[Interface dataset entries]
▶

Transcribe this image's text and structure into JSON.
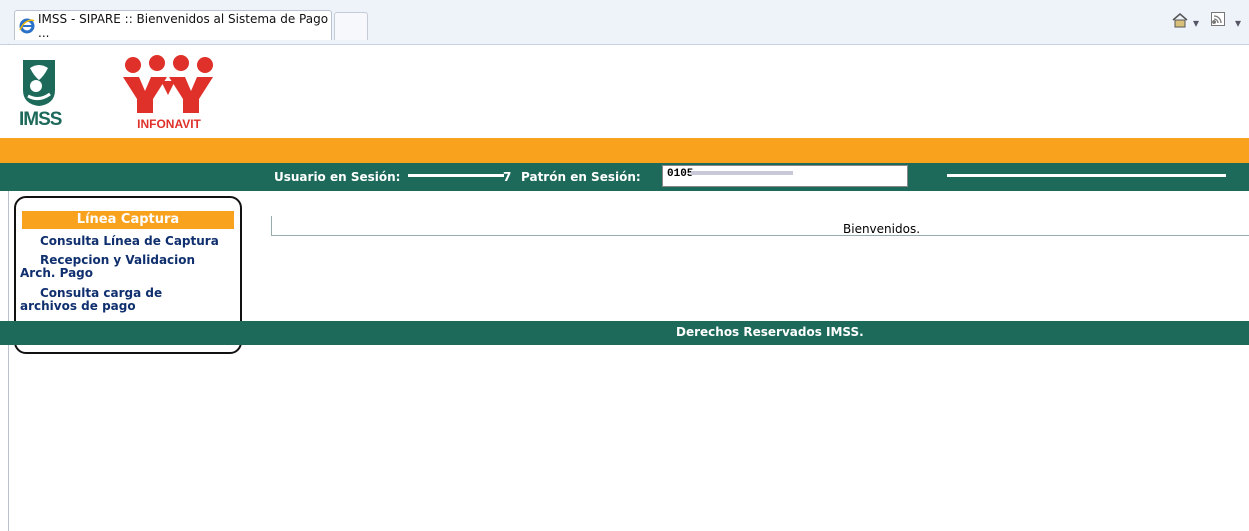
{
  "browser": {
    "tab_title": "IMSS - SIPARE :: Bienvenidos al Sistema de Pago ...",
    "icons": [
      "ie-icon",
      "home-icon",
      "dropdown-icon",
      "rss-icon",
      "dropdown-icon"
    ]
  },
  "header": {
    "imss_logo_text": "IMSS",
    "infonavit_logo_text": "INFONAVIT",
    "colors": {
      "orange": "#f9a21e",
      "green": "#1d6a5b",
      "infonavit_red": "#e0302a"
    }
  },
  "session": {
    "usuario_label": "Usuario en Sesión:",
    "usuario_suffix": "7",
    "patron_label": "Patrón en Sesión:",
    "patron_value": "0105"
  },
  "sidebar": {
    "title": "Línea Captura",
    "items": [
      {
        "label_line1": "Consulta Línea de Captura",
        "label_line2": ""
      },
      {
        "label_line1": "Recepcion y Validacion",
        "label_line2": "Arch. Pago"
      },
      {
        "label_line1": "Consulta carga de",
        "label_line2": "archivos de pago"
      }
    ]
  },
  "main": {
    "welcome": "Bienvenidos."
  },
  "footer": {
    "text": "Derechos Reservados IMSS."
  }
}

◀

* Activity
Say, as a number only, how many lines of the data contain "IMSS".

* Answer space
3